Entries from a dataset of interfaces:
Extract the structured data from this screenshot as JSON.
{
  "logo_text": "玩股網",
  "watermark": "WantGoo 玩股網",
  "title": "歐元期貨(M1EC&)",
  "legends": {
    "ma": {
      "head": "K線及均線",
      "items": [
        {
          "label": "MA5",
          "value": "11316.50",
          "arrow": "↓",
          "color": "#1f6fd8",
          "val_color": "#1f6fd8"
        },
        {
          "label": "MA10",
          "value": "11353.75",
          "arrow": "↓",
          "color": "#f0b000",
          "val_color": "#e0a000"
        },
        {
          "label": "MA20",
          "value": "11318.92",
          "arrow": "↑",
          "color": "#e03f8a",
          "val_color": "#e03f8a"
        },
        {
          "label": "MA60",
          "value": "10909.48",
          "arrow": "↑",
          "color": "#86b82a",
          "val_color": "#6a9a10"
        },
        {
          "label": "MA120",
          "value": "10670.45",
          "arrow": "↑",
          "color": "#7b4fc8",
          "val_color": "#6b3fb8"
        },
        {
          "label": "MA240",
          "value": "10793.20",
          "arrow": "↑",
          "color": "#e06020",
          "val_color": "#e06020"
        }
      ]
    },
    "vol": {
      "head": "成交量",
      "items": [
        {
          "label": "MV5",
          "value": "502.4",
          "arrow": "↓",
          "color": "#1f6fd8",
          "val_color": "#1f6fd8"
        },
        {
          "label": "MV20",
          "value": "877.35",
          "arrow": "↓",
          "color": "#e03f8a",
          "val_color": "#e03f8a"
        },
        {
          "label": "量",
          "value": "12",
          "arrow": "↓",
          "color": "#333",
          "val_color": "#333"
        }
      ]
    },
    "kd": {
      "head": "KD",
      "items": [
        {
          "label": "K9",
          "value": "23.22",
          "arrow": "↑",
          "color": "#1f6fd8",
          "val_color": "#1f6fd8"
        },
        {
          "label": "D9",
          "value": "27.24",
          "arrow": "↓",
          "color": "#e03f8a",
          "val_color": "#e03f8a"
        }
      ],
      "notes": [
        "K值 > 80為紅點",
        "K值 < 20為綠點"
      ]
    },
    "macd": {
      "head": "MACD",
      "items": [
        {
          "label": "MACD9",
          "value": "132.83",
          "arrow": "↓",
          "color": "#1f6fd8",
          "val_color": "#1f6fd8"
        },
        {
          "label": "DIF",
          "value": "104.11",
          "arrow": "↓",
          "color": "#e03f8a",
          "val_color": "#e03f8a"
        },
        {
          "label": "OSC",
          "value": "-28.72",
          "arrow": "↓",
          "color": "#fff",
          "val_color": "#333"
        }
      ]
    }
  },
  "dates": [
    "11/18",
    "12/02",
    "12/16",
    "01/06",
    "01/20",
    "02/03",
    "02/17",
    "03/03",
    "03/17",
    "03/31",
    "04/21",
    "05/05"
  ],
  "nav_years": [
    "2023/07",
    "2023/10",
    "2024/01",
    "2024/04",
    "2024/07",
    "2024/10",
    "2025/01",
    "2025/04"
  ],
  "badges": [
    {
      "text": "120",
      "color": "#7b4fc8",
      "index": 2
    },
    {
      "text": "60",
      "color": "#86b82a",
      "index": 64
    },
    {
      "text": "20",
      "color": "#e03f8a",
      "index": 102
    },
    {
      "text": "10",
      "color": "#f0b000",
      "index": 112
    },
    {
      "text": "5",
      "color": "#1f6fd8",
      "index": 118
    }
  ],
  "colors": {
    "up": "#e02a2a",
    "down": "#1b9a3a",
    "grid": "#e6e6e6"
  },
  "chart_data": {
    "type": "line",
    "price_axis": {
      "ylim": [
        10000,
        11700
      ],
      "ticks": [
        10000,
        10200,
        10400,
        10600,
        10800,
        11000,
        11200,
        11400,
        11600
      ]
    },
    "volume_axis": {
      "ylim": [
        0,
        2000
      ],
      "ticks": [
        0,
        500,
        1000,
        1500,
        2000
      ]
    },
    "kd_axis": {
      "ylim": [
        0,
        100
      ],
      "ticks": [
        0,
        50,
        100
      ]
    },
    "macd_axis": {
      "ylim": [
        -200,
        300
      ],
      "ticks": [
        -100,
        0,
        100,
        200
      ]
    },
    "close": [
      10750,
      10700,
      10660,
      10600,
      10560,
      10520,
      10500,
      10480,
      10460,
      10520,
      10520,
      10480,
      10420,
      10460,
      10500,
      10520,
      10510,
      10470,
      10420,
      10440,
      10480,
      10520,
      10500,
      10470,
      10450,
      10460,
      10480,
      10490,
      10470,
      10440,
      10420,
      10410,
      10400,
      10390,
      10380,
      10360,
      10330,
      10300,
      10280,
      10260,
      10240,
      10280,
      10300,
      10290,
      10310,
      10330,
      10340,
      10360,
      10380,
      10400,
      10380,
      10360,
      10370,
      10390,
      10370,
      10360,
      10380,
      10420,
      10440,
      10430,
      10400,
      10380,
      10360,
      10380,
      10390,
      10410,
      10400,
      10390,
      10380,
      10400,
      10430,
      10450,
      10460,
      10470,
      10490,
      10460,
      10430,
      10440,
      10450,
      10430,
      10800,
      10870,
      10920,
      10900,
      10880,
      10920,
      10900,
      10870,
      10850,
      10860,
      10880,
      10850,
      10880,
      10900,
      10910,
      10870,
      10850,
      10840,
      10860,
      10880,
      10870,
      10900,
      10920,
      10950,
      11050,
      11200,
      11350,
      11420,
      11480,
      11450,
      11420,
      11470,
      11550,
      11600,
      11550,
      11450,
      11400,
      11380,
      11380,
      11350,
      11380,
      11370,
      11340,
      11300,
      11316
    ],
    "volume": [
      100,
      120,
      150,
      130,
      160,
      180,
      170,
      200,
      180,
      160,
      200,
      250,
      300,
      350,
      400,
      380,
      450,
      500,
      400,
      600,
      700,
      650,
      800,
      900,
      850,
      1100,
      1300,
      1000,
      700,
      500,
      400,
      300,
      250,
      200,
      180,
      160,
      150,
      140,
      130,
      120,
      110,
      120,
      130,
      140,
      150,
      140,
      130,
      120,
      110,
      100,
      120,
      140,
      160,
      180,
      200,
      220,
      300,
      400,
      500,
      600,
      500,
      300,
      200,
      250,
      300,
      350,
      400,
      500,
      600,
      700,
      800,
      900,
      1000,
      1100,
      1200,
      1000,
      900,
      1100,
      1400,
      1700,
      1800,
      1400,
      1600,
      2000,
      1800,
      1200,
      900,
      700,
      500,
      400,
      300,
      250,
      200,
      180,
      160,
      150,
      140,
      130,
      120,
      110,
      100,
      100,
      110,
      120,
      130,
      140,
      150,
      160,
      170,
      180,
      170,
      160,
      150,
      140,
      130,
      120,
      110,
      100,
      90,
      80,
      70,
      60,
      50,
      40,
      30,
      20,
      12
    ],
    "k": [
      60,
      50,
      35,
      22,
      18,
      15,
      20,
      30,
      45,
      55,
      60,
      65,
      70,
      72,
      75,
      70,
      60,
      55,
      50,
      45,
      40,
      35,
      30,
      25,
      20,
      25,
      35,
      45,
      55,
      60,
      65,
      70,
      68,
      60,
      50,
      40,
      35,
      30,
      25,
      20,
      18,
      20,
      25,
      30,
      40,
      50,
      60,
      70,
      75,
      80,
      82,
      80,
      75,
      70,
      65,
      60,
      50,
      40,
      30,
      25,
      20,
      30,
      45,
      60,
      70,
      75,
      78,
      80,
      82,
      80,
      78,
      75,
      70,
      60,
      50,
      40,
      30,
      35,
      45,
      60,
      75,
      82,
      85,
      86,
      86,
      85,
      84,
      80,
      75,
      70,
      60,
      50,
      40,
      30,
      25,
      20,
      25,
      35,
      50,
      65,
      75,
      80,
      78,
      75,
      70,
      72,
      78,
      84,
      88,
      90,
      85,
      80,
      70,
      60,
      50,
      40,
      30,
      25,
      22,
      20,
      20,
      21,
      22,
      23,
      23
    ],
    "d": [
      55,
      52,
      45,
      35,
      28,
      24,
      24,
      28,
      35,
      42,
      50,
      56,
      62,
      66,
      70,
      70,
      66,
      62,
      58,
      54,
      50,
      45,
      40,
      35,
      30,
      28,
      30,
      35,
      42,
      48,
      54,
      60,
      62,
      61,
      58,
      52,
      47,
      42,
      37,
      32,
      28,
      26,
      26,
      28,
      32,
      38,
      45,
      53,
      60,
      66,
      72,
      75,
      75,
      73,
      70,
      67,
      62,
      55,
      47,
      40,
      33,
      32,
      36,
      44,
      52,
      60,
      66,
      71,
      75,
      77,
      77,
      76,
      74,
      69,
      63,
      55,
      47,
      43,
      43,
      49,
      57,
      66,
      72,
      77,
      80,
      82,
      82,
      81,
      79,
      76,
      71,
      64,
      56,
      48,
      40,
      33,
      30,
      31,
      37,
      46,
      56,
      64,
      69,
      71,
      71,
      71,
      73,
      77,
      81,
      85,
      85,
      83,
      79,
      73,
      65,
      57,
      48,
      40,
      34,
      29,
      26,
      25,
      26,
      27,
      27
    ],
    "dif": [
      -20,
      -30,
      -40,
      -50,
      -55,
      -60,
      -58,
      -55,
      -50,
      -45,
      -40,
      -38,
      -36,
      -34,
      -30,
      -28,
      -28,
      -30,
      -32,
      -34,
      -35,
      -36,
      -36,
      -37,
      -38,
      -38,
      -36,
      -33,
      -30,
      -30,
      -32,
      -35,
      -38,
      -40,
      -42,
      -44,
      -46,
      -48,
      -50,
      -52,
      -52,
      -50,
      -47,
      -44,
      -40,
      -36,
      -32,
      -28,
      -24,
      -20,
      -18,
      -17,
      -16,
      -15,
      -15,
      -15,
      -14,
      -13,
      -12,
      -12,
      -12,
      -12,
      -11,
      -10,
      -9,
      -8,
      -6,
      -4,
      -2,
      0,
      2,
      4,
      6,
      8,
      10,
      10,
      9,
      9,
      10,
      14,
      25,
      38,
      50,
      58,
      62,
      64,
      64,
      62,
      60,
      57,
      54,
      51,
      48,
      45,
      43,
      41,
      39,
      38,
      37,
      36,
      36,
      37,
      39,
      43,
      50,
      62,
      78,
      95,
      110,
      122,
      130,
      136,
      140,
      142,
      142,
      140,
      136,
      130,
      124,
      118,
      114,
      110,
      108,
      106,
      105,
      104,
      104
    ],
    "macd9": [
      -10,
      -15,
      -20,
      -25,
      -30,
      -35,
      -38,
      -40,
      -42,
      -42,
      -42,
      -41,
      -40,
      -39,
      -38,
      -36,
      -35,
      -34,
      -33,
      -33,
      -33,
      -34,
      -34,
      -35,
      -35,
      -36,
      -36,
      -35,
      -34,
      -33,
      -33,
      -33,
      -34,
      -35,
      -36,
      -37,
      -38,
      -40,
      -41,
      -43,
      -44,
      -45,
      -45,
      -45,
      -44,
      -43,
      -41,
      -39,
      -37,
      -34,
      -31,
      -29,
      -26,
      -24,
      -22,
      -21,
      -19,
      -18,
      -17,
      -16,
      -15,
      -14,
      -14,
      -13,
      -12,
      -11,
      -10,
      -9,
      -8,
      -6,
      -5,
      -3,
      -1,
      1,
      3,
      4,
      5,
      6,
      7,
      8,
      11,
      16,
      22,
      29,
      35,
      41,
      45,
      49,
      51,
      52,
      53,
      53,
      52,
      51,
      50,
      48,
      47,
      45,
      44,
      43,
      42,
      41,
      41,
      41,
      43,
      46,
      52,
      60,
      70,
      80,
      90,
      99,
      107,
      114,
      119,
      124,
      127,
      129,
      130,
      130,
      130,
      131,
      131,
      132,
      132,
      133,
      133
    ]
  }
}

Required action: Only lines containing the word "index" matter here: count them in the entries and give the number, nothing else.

Response: 5